“In most countries a ward like this would not exist and doctors and families in discussion together might have made the decision to turn off Hava’s husband’s ventilator to allow him to die. But since 2005 this has been illegal in Israel and is considered to be killing the patient, even if they’re already dying. The law in Israel was informed by Jewish tradition. But talking to families of other faiths in the hospital here, it seems to have become a cultural viewpoint too.”

Let’s take a look at the accuracy of some of those statements.

Kate Adie claims that “large numbers of hospital patients spend years on life support” but listeners are not told how many people “large numbers” actually are. In January 2011, for example, there were 787 people on life support in hospitals throughout Israel but by no means all would have been long-term chronic patients as that number includes, for example, premature babies and people in ICUs as the result of an accident or an illness. Israel’s population at the time was 7.7 million people: in other words, Adie’s “large numbers” are a few hundred people out of millions.

Adie states that “Jewish law” is the factor responsible for the “large numbers” of patients on life support. In fact Israeli state law is of course a separate issue from Jewish law, which is itself open to many different interpretations and by no means as simple and straightforward as Adie suggests.

According to Hammond, “the law in Israel was informed by Jewish tradition”. In fact the relevant law was the product of years of discussion by a public committee – the Steinberg Committee – appointed in the year 2000 by the Minister of Health. Members of that committee included, for example, Mr Ziad Abu Moch – Director of the College for the Study of Shari’a and Islamic Sciences in Baka al Gharbiya; Father Dr George Khouri – theologist and psychologist, President of the Greek-Catholic Court in Haifa and Sheikh Professor Fadel Mansour – member of the management committee of the Higher Druze Religious Council in Ussafiya and a biologist at the Vulcani Centre. Other members of the committee included experts in civil law, Jewish religious law, ethics, philosophy and medicine.

As we see, Hammond’s claim that the law “was informed by Jewish tradition” is a very partial and selective representation of the facts.

The law itself (a translation can be seen here), although passed in December 2005 actually came into effect in December 2006. Its wording is in fact considerably more nuanced than this BBC report suggests and it provides the opportunity for the patient to define in advance what sort of treatment he or she wishes to receive – or not receive – by means of signed advance directives. Hammond’s claim that “since 2005 this [turning off a ventilator] has been illegal in Israel” is both overly simplistic and inaccurate. Article C, clause 16 (a) for example states:

“Where an incompetent terminally ill patient is suffering significantly, and in respect of whom it has been determined pursuant to the provisions of section 5(b) that he does not want his life prolonged, medical treatment relating to his incurable conditions should be withheld from him, including tests, operations, resuscitation, ventilation, chemotherapy, radiation or dialysis, all in accordance with his wish as ascertained pursuant to section 5(b).”

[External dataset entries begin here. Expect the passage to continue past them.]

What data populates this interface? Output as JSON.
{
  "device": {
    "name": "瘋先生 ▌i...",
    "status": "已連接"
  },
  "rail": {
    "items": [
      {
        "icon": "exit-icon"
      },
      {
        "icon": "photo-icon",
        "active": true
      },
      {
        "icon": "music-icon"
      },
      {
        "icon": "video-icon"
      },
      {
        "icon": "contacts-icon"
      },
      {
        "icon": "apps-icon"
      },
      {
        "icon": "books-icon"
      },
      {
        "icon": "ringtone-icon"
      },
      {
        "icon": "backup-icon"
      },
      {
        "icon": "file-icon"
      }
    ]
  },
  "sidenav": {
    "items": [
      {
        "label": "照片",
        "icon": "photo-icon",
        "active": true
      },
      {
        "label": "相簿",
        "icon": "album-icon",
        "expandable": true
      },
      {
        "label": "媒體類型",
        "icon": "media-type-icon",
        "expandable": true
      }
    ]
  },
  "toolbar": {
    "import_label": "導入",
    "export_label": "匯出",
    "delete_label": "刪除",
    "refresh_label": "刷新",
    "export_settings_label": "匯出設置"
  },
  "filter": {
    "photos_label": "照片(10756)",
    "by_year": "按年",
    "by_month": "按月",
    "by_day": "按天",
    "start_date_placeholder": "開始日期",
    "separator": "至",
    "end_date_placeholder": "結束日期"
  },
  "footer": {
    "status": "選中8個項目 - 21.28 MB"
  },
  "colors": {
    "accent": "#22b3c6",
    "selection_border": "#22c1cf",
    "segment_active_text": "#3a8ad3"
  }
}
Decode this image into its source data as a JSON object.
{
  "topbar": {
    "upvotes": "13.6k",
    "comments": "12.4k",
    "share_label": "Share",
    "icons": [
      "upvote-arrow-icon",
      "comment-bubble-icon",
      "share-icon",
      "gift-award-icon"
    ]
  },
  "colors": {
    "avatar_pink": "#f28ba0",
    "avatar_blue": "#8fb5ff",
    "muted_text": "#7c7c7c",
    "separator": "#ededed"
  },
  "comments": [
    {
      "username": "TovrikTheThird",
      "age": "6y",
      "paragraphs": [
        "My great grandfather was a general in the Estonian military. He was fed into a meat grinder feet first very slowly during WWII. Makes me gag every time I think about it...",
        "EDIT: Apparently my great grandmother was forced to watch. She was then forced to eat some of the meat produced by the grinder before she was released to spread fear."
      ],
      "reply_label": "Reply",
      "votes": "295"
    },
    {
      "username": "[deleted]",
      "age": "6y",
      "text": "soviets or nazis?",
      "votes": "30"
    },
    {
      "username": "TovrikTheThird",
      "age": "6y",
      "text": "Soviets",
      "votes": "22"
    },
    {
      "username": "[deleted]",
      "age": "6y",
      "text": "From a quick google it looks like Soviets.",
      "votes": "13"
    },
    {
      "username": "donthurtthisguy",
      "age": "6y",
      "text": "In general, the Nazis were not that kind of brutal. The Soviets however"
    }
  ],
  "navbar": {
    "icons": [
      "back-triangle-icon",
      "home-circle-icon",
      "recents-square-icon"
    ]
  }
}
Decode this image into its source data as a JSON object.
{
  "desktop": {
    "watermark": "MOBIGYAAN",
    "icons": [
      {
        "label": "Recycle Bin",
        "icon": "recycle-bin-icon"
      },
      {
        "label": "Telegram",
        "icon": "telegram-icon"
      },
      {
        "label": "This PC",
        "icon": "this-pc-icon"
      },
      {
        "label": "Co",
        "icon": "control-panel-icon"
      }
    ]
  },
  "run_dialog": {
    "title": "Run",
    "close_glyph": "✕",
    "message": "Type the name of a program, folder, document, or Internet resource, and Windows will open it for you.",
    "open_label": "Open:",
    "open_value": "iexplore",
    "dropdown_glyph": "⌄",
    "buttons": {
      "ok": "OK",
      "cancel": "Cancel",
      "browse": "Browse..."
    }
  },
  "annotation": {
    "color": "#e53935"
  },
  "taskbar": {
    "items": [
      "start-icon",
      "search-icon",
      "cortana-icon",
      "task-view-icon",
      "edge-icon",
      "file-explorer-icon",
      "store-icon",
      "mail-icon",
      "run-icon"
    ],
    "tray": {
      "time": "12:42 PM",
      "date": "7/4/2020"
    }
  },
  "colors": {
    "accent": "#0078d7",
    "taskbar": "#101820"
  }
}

In addition to its misrepresentation of the law itself, this BBC report clearly sets out to present an inaccurate view of an Israeli law as being synonymous with and defined by Jewish religious law. The political motivation behind that deliberate misrepresentation is all too apparent. 


A written version of this report by Claudia Hammond appeared in the ‘Features & Analysis’ sections of the BBC News website’s Middle East and Health pages on September 14th under the title “Suspended between life and death“. Unfortunately the inaccuracies evident in the audio version were not addressed before the written version was published. Moreover, they seem likely to be further amplified on BBC World Service radio in the near future.